The support kept coming as the paper kicked off its $25,000, one-month fundraising campaign. A week and a half after the event, it had raised more than $14,000.
While the fundraising alone is not enough to sustain the paper in the long run — or even for a month — the event was the start of changing tides. For the first time, alumni knew the full extent of the institution’s financial turmoil, and many were willing to do whatever it took to turn the situation around at the institution that built their career.
“This paper will not fold,” Nelson said to the fired up crowd. “Period.”
A multi-generational effort
The weekend wasn’t just about the monetary support from alumni. It was also about receiving guidance from the journalists who had been forced to grapple with the same crisis themselves.
In her opening remarks for Saturday morning’s panels and events, Daily Tar Heel alumnus Robyn Tomlin, the recently appointed executive editor at the News and Observer, offered a vision of hope for the transforming media landscape.
“In local news, it’s not about selling a product,” Tomlin said later in an interview. “The DTH is free. It’s about getting people to want to invest in a service. That’s part of what the Daily Tar Heel has to do, is to define, what is the service it provides to the community?”
Hugh Stevens, a 1965 graduate and former co-editor of the paper, has witnessed firsthand the financial strain placed on newspapers in North Carolina. Stevens, a North Carolina media lawyer who served as general counsel to the North Carolina Press Association, has represented the Daily Tar Heel, among other local media organizations, for decades.
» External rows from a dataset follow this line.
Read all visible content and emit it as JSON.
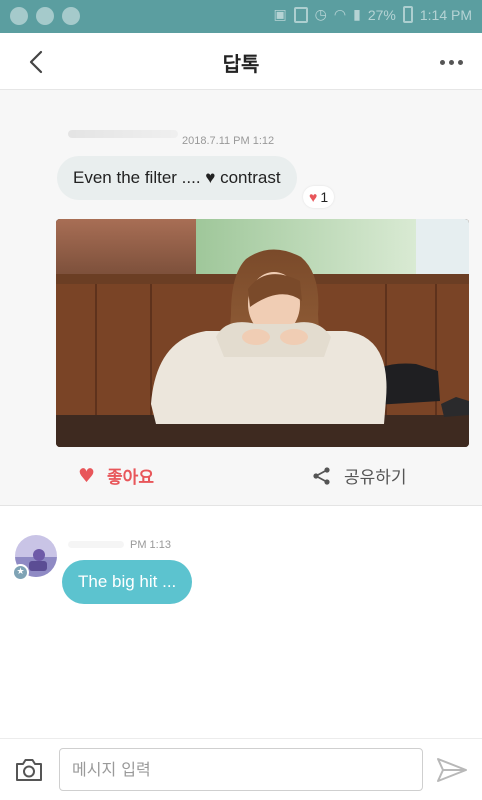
{
  "status_bar": {
    "time": "1:14 PM",
    "battery": "27%"
  },
  "header": {
    "title": "답톡"
  },
  "messages": {
    "first": {
      "timestamp": "2018.7.11 PM 1:12",
      "text": "Even the filter .... ♥ contrast",
      "reaction_count": "1"
    },
    "second": {
      "timestamp": "PM 1:13",
      "text": "The big hit ..."
    }
  },
  "actions": {
    "like_label": "좋아요",
    "share_label": "공유하기"
  },
  "input": {
    "placeholder": "메시지 입력"
  },
  "colors": {
    "status_bar": "#5b9ea0",
    "accent_like": "#e8565a",
    "bubble_outgoing": "#5cc3cf",
    "bubble_incoming": "#e9eeee"
  }
}
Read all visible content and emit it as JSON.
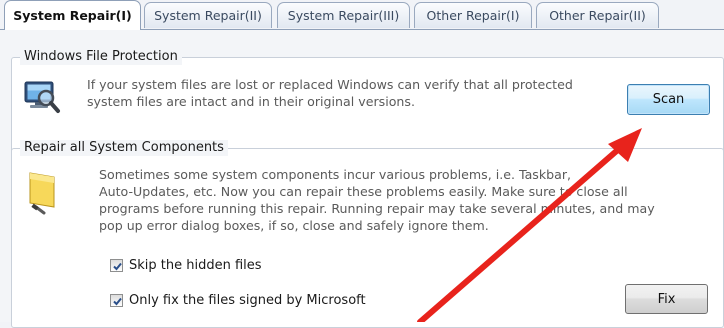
{
  "tabs": [
    {
      "label": "System Repair(I)",
      "active": true
    },
    {
      "label": "System Repair(II)",
      "active": false
    },
    {
      "label": "System Repair(III)",
      "active": false
    },
    {
      "label": "Other Repair(I)",
      "active": false
    },
    {
      "label": "Other Repair(II)",
      "active": false
    }
  ],
  "file_protection": {
    "title": "Windows File Protection",
    "description": "If your system files are lost or replaced Windows can verify that all protected\nsystem files are intact and in their original versions.",
    "scan_label": "Scan",
    "icon": "magnifier-monitor-icon"
  },
  "components": {
    "title": "Repair all System Components",
    "description": "Sometimes some system components incur various problems, i.e. Taskbar,\nAuto-Updates, etc.  Now you can repair these problems easily. Make sure to close all\nprograms before running this repair. Running repair may take several minutes, and may\npop up error dialog boxes, if so, close and safely ignore them.",
    "icon": "folder-tool-icon",
    "skip_hidden": {
      "label": "Skip the hidden files",
      "checked": true
    },
    "signed_only": {
      "label": "Only fix the files signed by Microsoft",
      "checked": true
    },
    "fix_label": "Fix"
  },
  "colors": {
    "accent_arrow": "#e8231c",
    "tab_border": "#8fa0b8"
  }
}
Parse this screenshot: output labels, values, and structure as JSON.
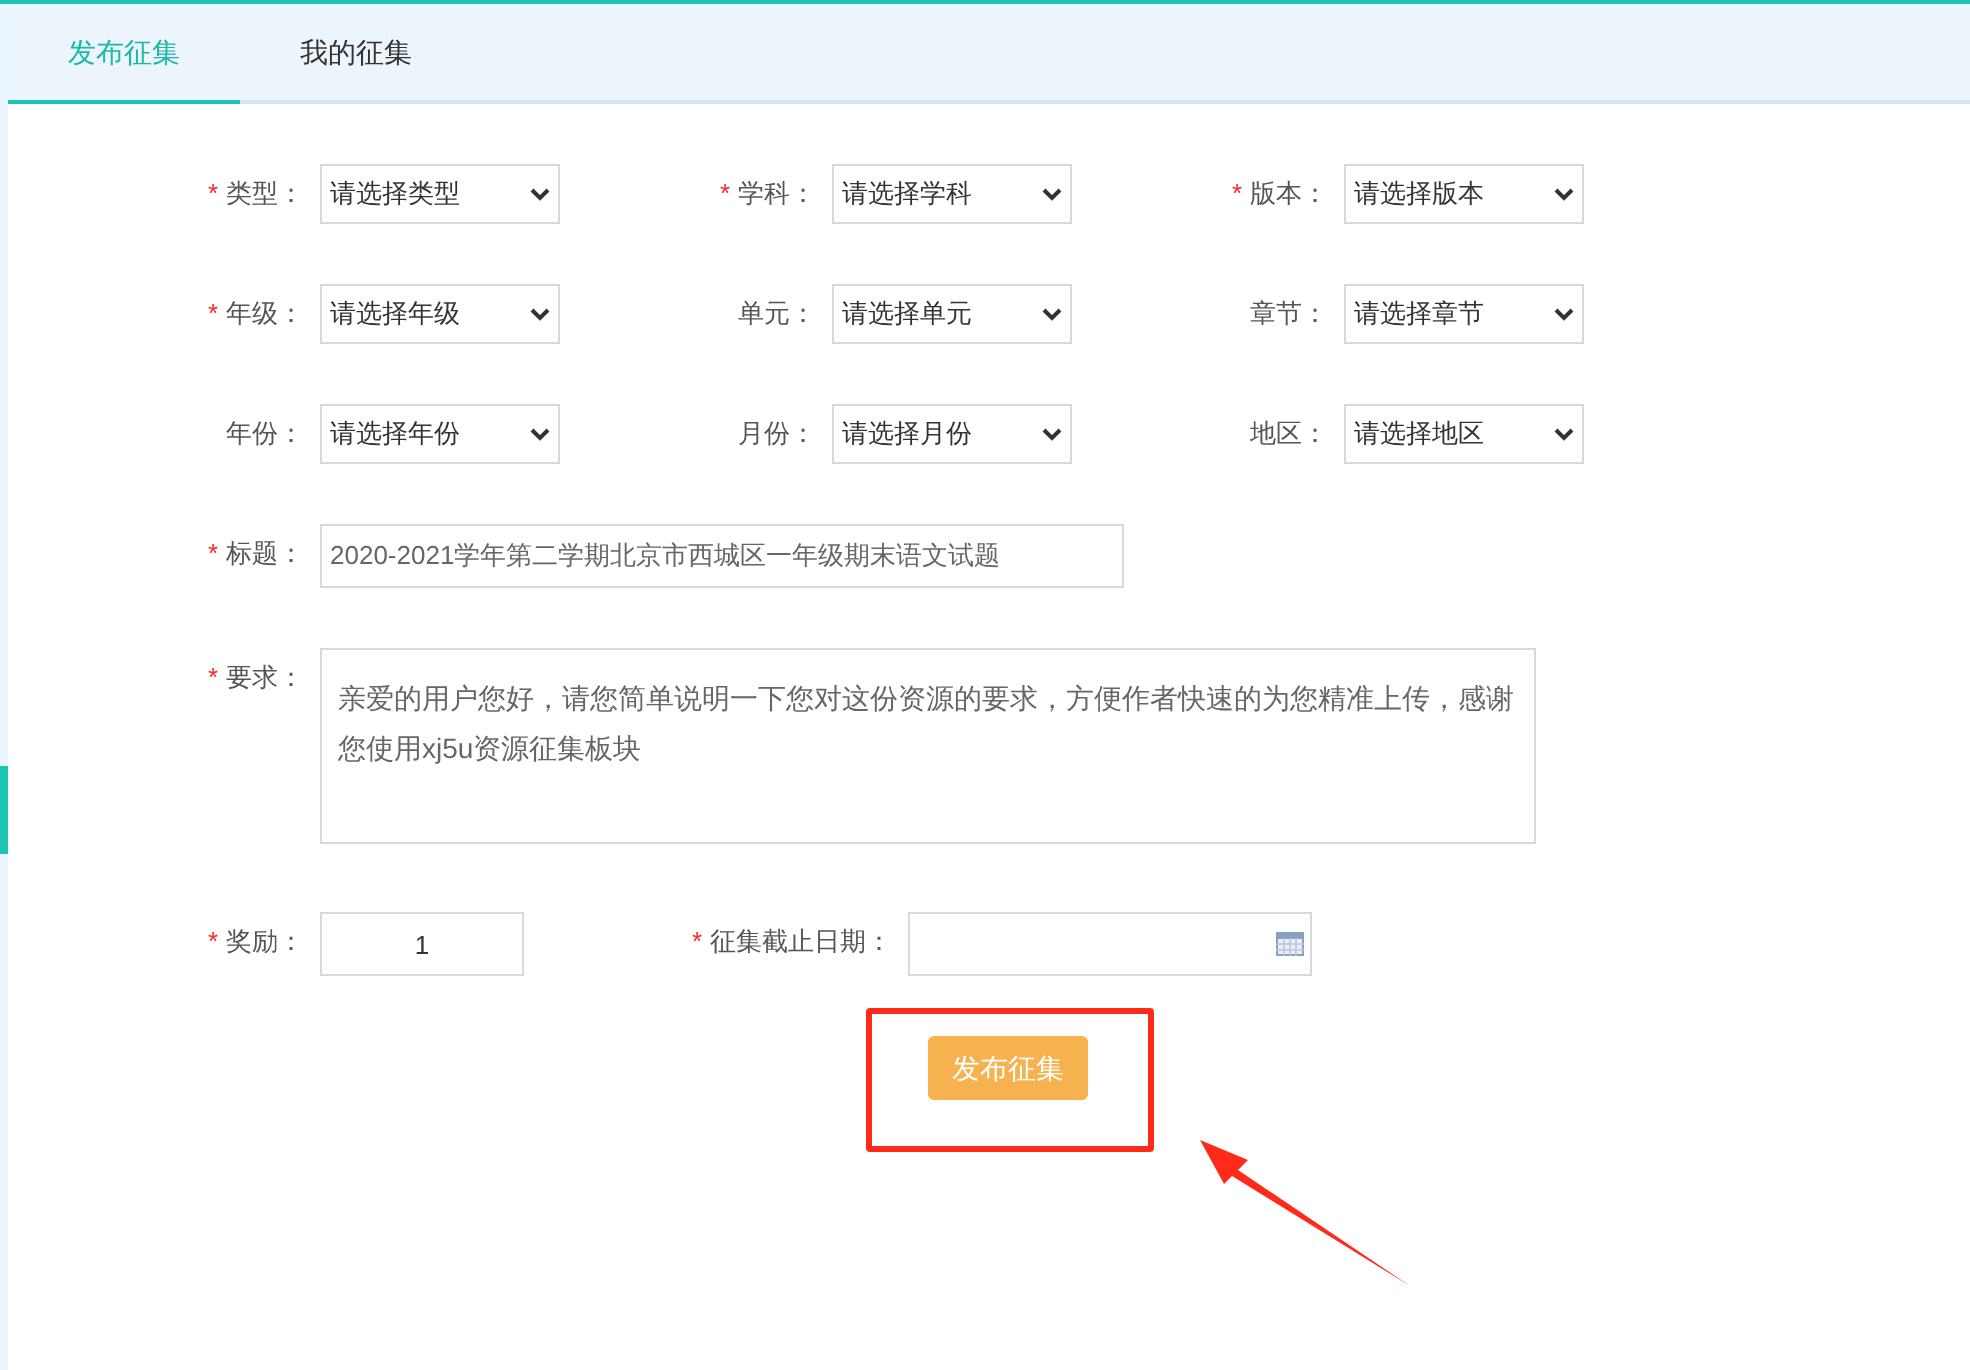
{
  "tabs": [
    {
      "label": "发布征集",
      "selected": true
    },
    {
      "label": "我的征集",
      "selected": false
    }
  ],
  "select_rows": [
    [
      {
        "marker": "*",
        "label": "类型：",
        "placeholder": "请选择类型"
      },
      {
        "marker": "*",
        "label": "学科：",
        "placeholder": "请选择学科"
      },
      {
        "marker": "*",
        "label": "版本：",
        "placeholder": "请选择版本"
      }
    ],
    [
      {
        "marker": "*",
        "label": "年级：",
        "placeholder": "请选择年级"
      },
      {
        "label": "单元：",
        "placeholder": "请选择单元"
      },
      {
        "label": "章节：",
        "placeholder": "请选择章节"
      }
    ],
    [
      {
        "label": "年份：",
        "placeholder": "请选择年份"
      },
      {
        "label": "月份：",
        "placeholder": "请选择月份"
      },
      {
        "label": "地区：",
        "placeholder": "请选择地区"
      }
    ]
  ],
  "title_field": {
    "marker": "*",
    "label": "标题：",
    "value": "2020-2021学年第二学期北京市西城区一年级期末语文试题"
  },
  "requirement_field": {
    "marker": "*",
    "label": "要求：",
    "value": "亲爱的用户您好，请您简单说明一下您对这份资源的要求，方便作者快速的为您精准上传，感谢您使用xj5u资源征集板块"
  },
  "reward_field": {
    "marker": "*",
    "label": "奖励：",
    "value": "1"
  },
  "deadline_field": {
    "marker": "*",
    "label": "征集截止日期："
  },
  "submit_button": "发布征集"
}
Stevens continues to have faith in the newsroom he’s devoted his life to defending.
“In a town and with an institution like the university where there’s such an appetite for information, there ought to be a way to have a sustainable business model that involves collecting, editing and supplying info,” he said. “Exactly what that model is is what the DTH needs to try to figure out.”
Figuring it out
Last year, the publication began a venture that could quickly grow into a significant piece of that business model. The 1893 brand studio — modeled off of similar outposts of news organizations — provides marketing and branding services for local businesses and organizations. The team has grown to over 30 people working in graphic design, web development, photo and video, social media and event planning.
The 10 clients the studio serves are funding their own staffs, most of whom are paid as freelancers. But the studio’s costs are so low that it’s generating additional funds to help support the newsroom.
“I wish we could scale even faster,” said Madi Coffing, a senior public relations and economics student serving as managing director of the brand studio. “Once we get big enough, we could be a significant revenue stream.”
The brand studio is just one piece of the puzzle, and it alone won’t save the paper. Creating a sustained fundraising effort is another piece.
But even if all of these ideas fail, Fleming doesn’t seem worried that student journalism at UNC-Chapel Hill will be lost.
“I do think that worst case scenario, the DTH shuts down and packs up the bags,” Fleming said. “I have no doubt there’s going to be students who saw the value. They’ll keep the tradition of the DTH alive even if it’s by another name.”
It may not be print. It may not even be called the Daily Tar Heel. But whoever the young journalists to come may be, they will still achieve the most crucial part of the paper’s mission.
They’ll raise hell.
Edited by Allison Tate